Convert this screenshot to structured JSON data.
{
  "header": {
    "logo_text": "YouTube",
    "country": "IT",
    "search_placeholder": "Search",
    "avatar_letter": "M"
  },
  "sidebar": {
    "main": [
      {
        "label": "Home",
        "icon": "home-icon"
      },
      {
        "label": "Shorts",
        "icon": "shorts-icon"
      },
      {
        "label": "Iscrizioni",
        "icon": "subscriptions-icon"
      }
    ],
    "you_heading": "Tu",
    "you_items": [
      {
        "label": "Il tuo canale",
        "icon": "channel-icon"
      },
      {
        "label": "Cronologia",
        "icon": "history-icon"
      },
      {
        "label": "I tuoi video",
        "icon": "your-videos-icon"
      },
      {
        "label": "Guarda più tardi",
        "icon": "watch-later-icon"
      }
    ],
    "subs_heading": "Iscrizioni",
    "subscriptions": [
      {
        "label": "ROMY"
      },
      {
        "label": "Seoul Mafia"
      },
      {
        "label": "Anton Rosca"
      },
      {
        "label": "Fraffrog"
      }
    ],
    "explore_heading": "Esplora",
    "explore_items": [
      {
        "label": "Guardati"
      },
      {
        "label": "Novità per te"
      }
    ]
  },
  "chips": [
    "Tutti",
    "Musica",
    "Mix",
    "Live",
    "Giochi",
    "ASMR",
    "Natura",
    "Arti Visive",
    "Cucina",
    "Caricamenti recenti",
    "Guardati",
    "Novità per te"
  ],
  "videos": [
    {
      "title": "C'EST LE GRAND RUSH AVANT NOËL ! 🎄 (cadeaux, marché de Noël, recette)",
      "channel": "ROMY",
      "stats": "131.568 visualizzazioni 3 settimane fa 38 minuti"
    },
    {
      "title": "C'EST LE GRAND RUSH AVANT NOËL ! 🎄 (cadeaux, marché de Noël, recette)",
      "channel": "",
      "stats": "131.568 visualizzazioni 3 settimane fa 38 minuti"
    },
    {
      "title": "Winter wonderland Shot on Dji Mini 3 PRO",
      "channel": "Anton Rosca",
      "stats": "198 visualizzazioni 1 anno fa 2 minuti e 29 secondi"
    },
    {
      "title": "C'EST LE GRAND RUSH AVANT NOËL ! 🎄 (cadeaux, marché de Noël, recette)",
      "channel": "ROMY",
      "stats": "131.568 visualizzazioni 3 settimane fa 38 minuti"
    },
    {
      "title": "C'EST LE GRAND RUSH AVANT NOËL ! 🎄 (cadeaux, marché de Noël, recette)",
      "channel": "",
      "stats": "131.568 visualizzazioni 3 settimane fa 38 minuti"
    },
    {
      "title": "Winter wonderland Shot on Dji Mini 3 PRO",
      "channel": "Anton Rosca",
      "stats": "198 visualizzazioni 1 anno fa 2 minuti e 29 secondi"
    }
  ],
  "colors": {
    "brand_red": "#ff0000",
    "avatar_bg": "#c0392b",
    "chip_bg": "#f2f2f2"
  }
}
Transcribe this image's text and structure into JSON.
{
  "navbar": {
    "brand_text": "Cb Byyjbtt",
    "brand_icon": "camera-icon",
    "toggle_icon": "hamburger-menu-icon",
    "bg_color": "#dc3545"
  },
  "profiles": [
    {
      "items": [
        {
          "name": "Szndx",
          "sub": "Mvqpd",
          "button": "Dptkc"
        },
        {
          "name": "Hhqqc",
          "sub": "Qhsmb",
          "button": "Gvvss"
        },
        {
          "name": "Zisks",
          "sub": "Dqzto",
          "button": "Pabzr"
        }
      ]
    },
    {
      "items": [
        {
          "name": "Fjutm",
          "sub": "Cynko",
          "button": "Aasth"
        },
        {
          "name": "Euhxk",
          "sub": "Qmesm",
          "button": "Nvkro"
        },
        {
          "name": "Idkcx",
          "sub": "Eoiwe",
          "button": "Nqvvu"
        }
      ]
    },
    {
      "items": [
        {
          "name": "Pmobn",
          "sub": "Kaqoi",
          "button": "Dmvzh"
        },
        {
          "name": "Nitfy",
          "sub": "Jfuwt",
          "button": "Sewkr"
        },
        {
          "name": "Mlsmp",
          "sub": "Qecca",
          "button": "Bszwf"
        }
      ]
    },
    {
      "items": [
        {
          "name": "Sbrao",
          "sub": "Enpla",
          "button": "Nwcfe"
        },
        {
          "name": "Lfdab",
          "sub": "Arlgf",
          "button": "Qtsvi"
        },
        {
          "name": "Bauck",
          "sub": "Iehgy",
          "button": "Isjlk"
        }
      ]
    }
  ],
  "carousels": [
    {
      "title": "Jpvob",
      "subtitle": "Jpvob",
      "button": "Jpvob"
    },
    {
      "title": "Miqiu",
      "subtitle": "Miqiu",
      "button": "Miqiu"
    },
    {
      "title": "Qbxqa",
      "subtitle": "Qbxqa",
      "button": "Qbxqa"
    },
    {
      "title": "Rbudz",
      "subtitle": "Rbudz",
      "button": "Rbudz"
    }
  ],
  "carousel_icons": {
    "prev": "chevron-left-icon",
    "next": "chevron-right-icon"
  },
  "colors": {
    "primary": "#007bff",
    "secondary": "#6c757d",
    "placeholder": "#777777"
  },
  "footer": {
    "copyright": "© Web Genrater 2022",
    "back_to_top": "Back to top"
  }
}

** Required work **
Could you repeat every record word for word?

** Exercise result **
Convert this screenshot to structured JSON data.
{
  "header": {
    "logo_text": "YouTube",
    "country": "IT",
    "search_placeholder": "Search",
    "avatar_letter": "M"
  },
  "sidebar": {
    "main": [
      {
        "label": "Home",
        "icon": "home-icon"
      },
      {
        "label": "Shorts",
        "icon": "shorts-icon"
      },
      {
        "label": "Iscrizioni",
        "icon": "subscriptions-icon"
      }
    ],
    "you_heading": "Tu",
    "you_items": [
      {
        "label": "Il tuo canale",
        "icon": "channel-icon"
      },
      {
        "label": "Cronologia",
        "icon": "history-icon"
      },
      {
        "label": "I tuoi video",
        "icon": "your-videos-icon"
      },
      {
        "label": "Guarda più tardi",
        "icon": "watch-later-icon"
      }
    ],
    "subs_heading": "Iscrizioni",
    "subscriptions": [
      {
        "label": "ROMY"
      },
      {
        "label": "Seoul Mafia"
      },
      {
        "label": "Anton Rosca"
      },
      {
        "label": "Fraffrog"
      }
    ],
    "explore_heading": "Esplora",
    "explore_items": [
      {
        "label": "Guardati"
      },
      {
        "label": "Novità per te"
      }
    ]
  },
  "chips": [
    "Tutti",
    "Musica",
    "Mix",
    "Live",
    "Giochi",
    "ASMR",
    "Natura",
    "Arti Visive",
    "Cucina",
    "Caricamenti recenti",
    "Guardati",
    "Novità per te"
  ],
  "videos": [
    {
      "title": "C'EST LE GRAND RUSH AVANT NOËL ! 🎄 (cadeaux, marché de Noël, recette)",
      "channel": "ROMY",
      "stats": "131.568 visualizzazioni 3 settimane fa 38 minuti"
    },
    {
      "title": "C'EST LE GRAND RUSH AVANT NOËL ! 🎄 (cadeaux, marché de Noël, recette)",
      "channel": "",
      "stats": "131.568 visualizzazioni 3 settimane fa 38 minuti"
    },
    {
      "title": "Winter wonderland Shot on Dji Mini 3 PRO",
      "channel": "Anton Rosca",
      "stats": "198 visualizzazioni 1 anno fa 2 minuti e 29 secondi"
    },
    {
      "title": "C'EST LE GRAND RUSH AVANT NOËL ! 🎄 (cadeaux, marché de Noël, recette)",
      "channel": "ROMY",
      "stats": "131.568 visualizzazioni 3 settimane fa 38 minuti"
    },
    {
      "title": "C'EST LE GRAND RUSH AVANT NOËL ! 🎄 (cadeaux, marché de Noël, recette)",
      "channel": "",
      "stats": "131.568 visualizzazioni 3 settimane fa 38 minuti"
    },
    {
      "title": "Winter wonderland Shot on Dji Mini 3 PRO",
      "channel": "Anton Rosca",
      "stats": "198 visualizzazioni 1 anno fa 2 minuti e 29 secondi"
    }
  ],
  "colors": {
    "brand_red": "#ff0000",
    "avatar_bg": "#c0392b",
    "chip_bg": "#f2f2f2"
  }
}
Transcribe this image's text and structure into JSON.
{
  "navbar": {
    "brand_text": "Cb Byyjbtt",
    "brand_icon": "camera-icon",
    "toggle_icon": "hamburger-menu-icon",
    "bg_color": "#dc3545"
  },
  "profiles": [
    {
      "items": [
        {
          "name": "Szndx",
          "sub": "Mvqpd",
          "button": "Dptkc"
        },
        {
          "name": "Hhqqc",
          "sub": "Qhsmb",
          "button": "Gvvss"
        },
        {
          "name": "Zisks",
          "sub": "Dqzto",
          "button": "Pabzr"
        }
      ]
    },
    {
      "items": [
        {
          "name": "Fjutm",
          "sub": "Cynko",
          "button": "Aasth"
        },
        {
          "name": "Euhxk",
          "sub": "Qmesm",
          "button": "Nvkro"
        },
        {
          "name": "Idkcx",
          "sub": "Eoiwe",
          "button": "Nqvvu"
        }
      ]
    },
    {
      "items": [
        {
          "name": "Pmobn",
          "sub": "Kaqoi",
          "button": "Dmvzh"
        },
        {
          "name": "Nitfy",
          "sub": "Jfuwt",
          "button": "Sewkr"
        },
        {
          "name": "Mlsmp",
          "sub": "Qecca",
          "button": "Bszwf"
        }
      ]
    },
    {
      "items": [
        {
          "name": "Sbrao",
          "sub": "Enpla",
          "button": "Nwcfe"
        },
        {
          "name": "Lfdab",
          "sub": "Arlgf",
          "button": "Qtsvi"
        },
        {
          "name": "Bauck",
          "sub": "Iehgy",
          "button": "Isjlk"
        }
      ]
    }
  ],
  "carousels": [
    {
      "title": "Jpvob",
      "subtitle": "Jpvob",
      "button": "Jpvob"
    },
    {
      "title": "Miqiu",
      "subtitle": "Miqiu",
      "button": "Miqiu"
    },
    {
      "title": "Qbxqa",
      "subtitle": "Qbxqa",
      "button": "Qbxqa"
    },
    {
      "title": "Rbudz",
      "subtitle": "Rbudz",
      "button": "Rbudz"
    }
  ],
  "carousel_icons": {
    "prev": "chevron-left-icon",
    "next": "chevron-right-icon"
  },
  "colors": {
    "primary": "#007bff",
    "secondary": "#6c757d",
    "placeholder": "#777777"
  },
  "footer": {
    "copyright": "© Web Genrater 2022",
    "back_to_top": "Back to top"
  }
}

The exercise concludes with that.